Some dairies in Maharashtra are planning to introduce a further correction in the procurement price of milk. From April 16, some private dairies have decided to pay farmers only Rs 25 per litre as against the prevalent rate of Rs 27 per litre.
This is the second price correction dairy farmers would have to bear in less than a week. On April 11, dairies had announced a reduction of Rs 3 per litre, slashing prices from Rs 30 to Rs 27 per litre. This was a direct reaction to the dip in demand for milk due to the partial lockdown in the state. As offices, hotels, restaurants and tea shops remain closed, demand for milk has dipped, leaving dairies with excess milk stock.
“The production cost of the present stock of skimmed milk powder (SMP) is Rs 270-280 per kg. Domestic prices of SMP has since then dipped to Rs 200-210 per kg so it would not be possible to sell the same at a profit. We have no other option but to announce a further Rs 2 per litre price correction from April 16,” said a private dairy owner from Pune district.
Asked about the possibility of a price correction, Dasarath Mane, chairman and managing director of Indapur-based Sonai Dairy, did not rule it out. But he was quick to add that it would be temporary.
“We have decided not to go below Rs 25 per litre as the procurement price. Any further correction would be detrimental to farmers in particular and the trade in general,” he said. Mane expressed hope that demand for milk and dairy products would pick up post June, once the lockdown norms eased and Covid-19 cases dropped.
“At present, the international prices of SMP are quite good. Exports of SMP and white butter can help the dairies maintain their bottom line,” he said.

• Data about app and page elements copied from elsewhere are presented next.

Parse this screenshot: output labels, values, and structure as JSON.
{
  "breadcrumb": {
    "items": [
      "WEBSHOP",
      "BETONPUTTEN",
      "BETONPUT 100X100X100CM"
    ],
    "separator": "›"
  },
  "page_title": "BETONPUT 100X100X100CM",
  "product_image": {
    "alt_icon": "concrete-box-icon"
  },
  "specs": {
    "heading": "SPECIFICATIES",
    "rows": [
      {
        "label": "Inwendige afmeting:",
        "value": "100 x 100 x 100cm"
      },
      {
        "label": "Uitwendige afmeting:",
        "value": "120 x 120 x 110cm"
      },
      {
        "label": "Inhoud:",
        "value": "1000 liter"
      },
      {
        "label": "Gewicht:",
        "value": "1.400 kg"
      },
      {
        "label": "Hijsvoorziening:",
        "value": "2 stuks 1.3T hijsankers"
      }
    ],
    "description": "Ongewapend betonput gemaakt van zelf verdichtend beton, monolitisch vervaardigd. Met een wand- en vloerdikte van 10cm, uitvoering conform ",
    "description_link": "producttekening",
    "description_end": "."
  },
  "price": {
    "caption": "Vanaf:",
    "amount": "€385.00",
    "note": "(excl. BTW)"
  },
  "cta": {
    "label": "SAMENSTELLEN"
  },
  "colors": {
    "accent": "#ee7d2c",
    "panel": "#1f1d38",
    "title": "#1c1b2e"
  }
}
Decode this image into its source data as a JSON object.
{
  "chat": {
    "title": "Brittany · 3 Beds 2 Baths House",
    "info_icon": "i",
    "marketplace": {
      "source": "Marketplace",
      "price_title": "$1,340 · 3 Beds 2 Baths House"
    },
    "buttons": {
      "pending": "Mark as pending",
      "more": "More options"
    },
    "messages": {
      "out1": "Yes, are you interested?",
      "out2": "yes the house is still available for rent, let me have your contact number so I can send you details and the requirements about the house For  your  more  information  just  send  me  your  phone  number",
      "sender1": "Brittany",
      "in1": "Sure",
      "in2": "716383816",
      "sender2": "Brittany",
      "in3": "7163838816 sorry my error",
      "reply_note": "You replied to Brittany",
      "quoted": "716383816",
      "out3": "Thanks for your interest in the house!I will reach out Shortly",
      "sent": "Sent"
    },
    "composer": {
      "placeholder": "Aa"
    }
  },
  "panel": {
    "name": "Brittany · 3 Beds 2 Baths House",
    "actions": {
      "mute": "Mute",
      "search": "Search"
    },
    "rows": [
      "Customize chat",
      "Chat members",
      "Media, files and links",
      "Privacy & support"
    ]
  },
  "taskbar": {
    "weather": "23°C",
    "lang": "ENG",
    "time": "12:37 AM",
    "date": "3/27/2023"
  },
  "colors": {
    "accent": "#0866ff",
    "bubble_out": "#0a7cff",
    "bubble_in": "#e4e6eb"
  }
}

However, R S Sodhi, managing director of the Gujarat Cooperative Milk Marketing Federation — the cooperative giant which retails under brand Amul — ruled out any immediate correction in procurement prices. “Our prices are in the range of Rs 27-29 per litre and we will continue paying the same. A lockdown would certainly have an impact but that would be temporary. Overall, there is a shortage in milk in the country which should keep procurement prices high,” he said.
Amul, at present, is reporting 2.65 crore litres of milk collection per day which, said Sodhi, was 15 per cent above its normal collection. This cooperative giant procures 15 lakh liters of milk in Maharashtra alone.
Most cooperative dairies also seemed lukewarm to the idea of an immediate price reduction. Ravindra Apte, chairman of the Kolhapur Cooperative Milk Producers Union(Gokul), said they continue to pay their farmers at the rate of Rs 27 per litre.
Vivek Ksheersagar, managing director of Pune District Cooperative Union (Katraj), said they would also be wary of reducing their prices below Rs 27 per litre. Cooperative dairies are worried that once private players slash their prices, a lot of milk would be diverted towards them, which they can’t afford to procure.
Rajiv Mitra, CEO of Lactalis Prabhat, said the dairy is committed to paying a fair and transparent price to their farmers. “In spite of the rise in Covid caseload, and the partial lockdown, we are committed to paying milk producer farmers fairly. Their well-being is most essential for sustenance of the dairy industry in the medium and long term,” he said.